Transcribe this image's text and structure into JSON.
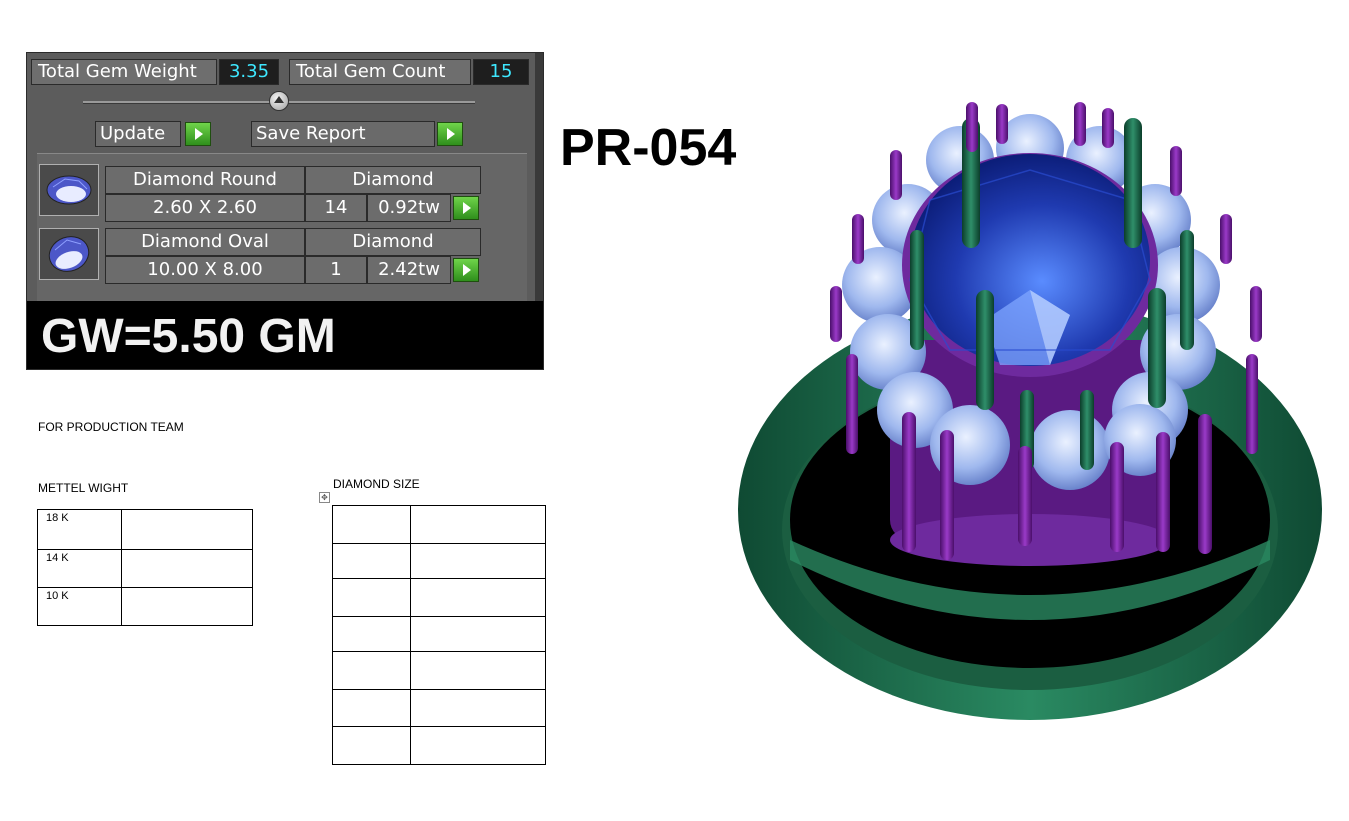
{
  "summary": {
    "total_weight_label": "Total Gem Weight",
    "total_weight_value": "3.35",
    "total_count_label": "Total Gem Count",
    "total_count_value": "15"
  },
  "actions": {
    "update_label": "Update",
    "save_report_label": "Save Report"
  },
  "gems": [
    {
      "shape": "Diamond Round",
      "material": "Diamond",
      "size": "2.60 X 2.60",
      "count": "14",
      "weight": "0.92tw",
      "icon": "round-diamond-icon"
    },
    {
      "shape": "Diamond Oval",
      "material": "Diamond",
      "size": "10.00 X 8.00",
      "count": "1",
      "weight": "2.42tw",
      "icon": "oval-diamond-icon"
    }
  ],
  "gross_weight": "GW=5.50 GM",
  "product_code": "PR-054",
  "production_note": "FOR PRODUCTION TEAM",
  "metal_weight": {
    "heading": "METTEL WIGHT",
    "rows": [
      "18 K",
      "14 K",
      "10 K"
    ]
  },
  "diamond_size": {
    "heading": "DIAMOND SIZE"
  },
  "colors": {
    "panel_bg": "#5c5c5c",
    "value_text": "#3ee8ff",
    "play_green": "#3fa82a",
    "ring_band": "#1f6b4a",
    "ring_prongs": "#7a1f9e",
    "center_stone": "#1f3ab0",
    "side_stones": "#9fb8ee"
  }
}
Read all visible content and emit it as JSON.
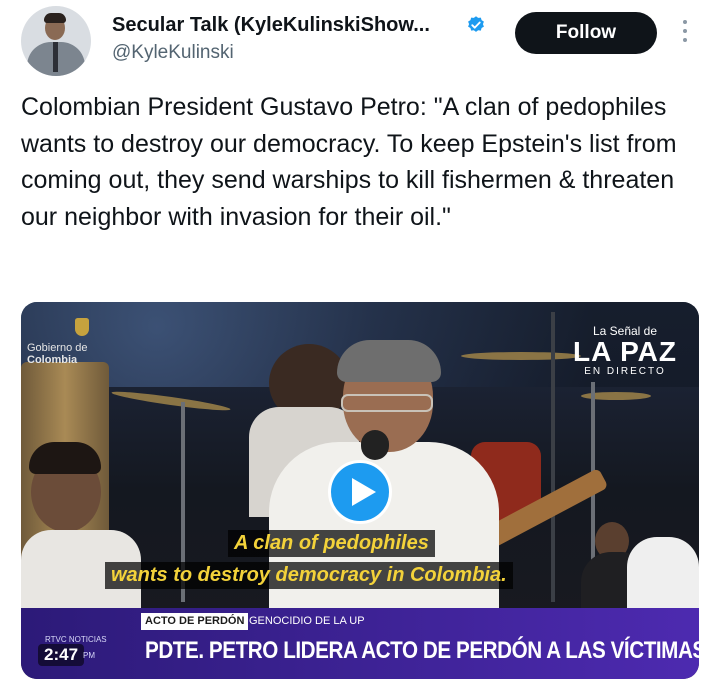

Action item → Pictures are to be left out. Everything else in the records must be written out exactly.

Result below →
Transcribe this image's text and structure into JSON.
{
  "summary": {
    "total_weight_label": "Total Gem Weight",
    "total_weight_value": "3.35",
    "total_count_label": "Total Gem Count",
    "total_count_value": "15"
  },
  "actions": {
    "update_label": "Update",
    "save_report_label": "Save Report"
  },
  "gems": [
    {
      "shape": "Diamond Round",
      "material": "Diamond",
      "size": "2.60 X 2.60",
      "count": "14",
      "weight": "0.92tw",
      "icon": "round-diamond-icon"
    },
    {
      "shape": "Diamond Oval",
      "material": "Diamond",
      "size": "10.00 X 8.00",
      "count": "1",
      "weight": "2.42tw",
      "icon": "oval-diamond-icon"
    }
  ],
  "gross_weight": "GW=5.50 GM",
  "product_code": "PR-054",
  "production_note": "FOR PRODUCTION TEAM",
  "metal_weight": {
    "heading": "METTEL WIGHT",
    "rows": [
      "18 K",
      "14 K",
      "10 K"
    ]
  },
  "diamond_size": {
    "heading": "DIAMOND SIZE"
  },
  "colors": {
    "panel_bg": "#5c5c5c",
    "value_text": "#3ee8ff",
    "play_green": "#3fa82a",
    "ring_band": "#1f6b4a",
    "ring_prongs": "#7a1f9e",
    "center_stone": "#1f3ab0",
    "side_stones": "#9fb8ee"
  }
}
Read all visible content and emit it as JSON.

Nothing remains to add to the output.